PLYMOUTH – The borough has added more teeth to its residential rental-unit ordinance, hoping to put the bite on neglectful absentee landlords.
Zoning Officer John Thomas, a former police chief, said it is hoped the revised ordinance will make owners of apartment buildings more attentive to their properties' condition and their tenants' behavior.
I'd say 98 percent of the landlords are good people and take care of their properties, Thomas said. But about 2 percent live out of town, and they don't keep after their buildings, and we can't get in touch with them when problems come up.
Thomas said Plymouth Borough Council approved the changes to the ordinance in September, and letters went out on Jan. 10 to all owners/landlords of rental properties. Thomas said last July's triple murder in a rental property at First and Orchard streets prompted council's decision to upgrade the ordinance that was first enacted in 1994.

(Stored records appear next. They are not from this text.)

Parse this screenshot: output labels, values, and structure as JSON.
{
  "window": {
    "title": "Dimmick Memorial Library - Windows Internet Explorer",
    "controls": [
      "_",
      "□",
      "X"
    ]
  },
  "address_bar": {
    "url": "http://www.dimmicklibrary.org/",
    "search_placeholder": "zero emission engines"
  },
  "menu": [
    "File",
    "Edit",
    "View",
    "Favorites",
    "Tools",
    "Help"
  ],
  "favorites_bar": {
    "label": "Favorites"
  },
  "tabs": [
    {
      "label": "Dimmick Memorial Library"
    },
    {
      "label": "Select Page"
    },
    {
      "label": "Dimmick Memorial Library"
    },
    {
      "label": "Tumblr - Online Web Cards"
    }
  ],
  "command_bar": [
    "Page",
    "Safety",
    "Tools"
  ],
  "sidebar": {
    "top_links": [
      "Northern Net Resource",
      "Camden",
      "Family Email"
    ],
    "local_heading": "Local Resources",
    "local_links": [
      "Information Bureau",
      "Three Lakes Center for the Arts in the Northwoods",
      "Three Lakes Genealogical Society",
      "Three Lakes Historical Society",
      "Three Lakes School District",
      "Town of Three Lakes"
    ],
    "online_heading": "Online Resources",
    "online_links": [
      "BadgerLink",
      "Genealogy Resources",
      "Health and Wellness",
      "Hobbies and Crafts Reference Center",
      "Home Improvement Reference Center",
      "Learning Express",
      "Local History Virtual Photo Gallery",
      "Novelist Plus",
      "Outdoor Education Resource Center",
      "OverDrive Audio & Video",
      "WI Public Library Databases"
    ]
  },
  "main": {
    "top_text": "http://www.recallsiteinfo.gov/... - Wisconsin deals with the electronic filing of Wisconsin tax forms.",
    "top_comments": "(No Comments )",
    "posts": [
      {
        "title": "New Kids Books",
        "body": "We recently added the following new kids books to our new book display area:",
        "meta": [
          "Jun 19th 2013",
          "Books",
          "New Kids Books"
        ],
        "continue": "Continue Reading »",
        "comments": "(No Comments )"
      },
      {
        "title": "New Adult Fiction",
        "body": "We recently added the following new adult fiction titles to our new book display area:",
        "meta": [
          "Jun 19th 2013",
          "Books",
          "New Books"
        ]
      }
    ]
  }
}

Thomas said a property at 405-407 E. Main St. has more than 200 bags of garbage piled up on the back porch and in the back yard. He said issues like this need to be addressed in a strong manner.
Thomas said the ordinance addresses several areas:
• Increases the license fee from $25 to $35 per unit and requires it for all residential units.
• All units must be kept in a good and safe condition. Transfer of these duties to the tenants or other persons does not relieve the owner/landlord of responsibility or liability.
• Owners/landlords are expected to use all legal means available to evict tenants who routinely engage in disorderly conduct, disturb the peace or create excessive noise. Routinely engage is defined as three or more violations during any 30-day period or six violations within any 12-month period.
• Owner/landlord should use all legal means to evict any tenant convicted of, or pleading guilty to, illegal distribution of drugs or drug paraphernalia.
• Fines of not less than $400 and not more than $1,000 plus all costs will be levied. Each day a violation continues will constitute a separate violation.
Thomas is responsible for the enforcement of the ordinance.
The feedback I've received has been positive, he said. Everyone I have talked to said they will comply with the conditions of the ordinance.
Thomas said the ordinance requires a mandatory yearly registration and inspection for all rental units, occupied and unoccupied, within each structure.
Owners/landlords will receive a copy of the ordinance. Thomas said council approved the changes to ensure the buildings are safe and healthy for occupants.
Plymouth Borough Code Enforcement Officer John Thomas urges anyone with any questions about the revised Residential Rental Unit Ordinance to call 779-1011.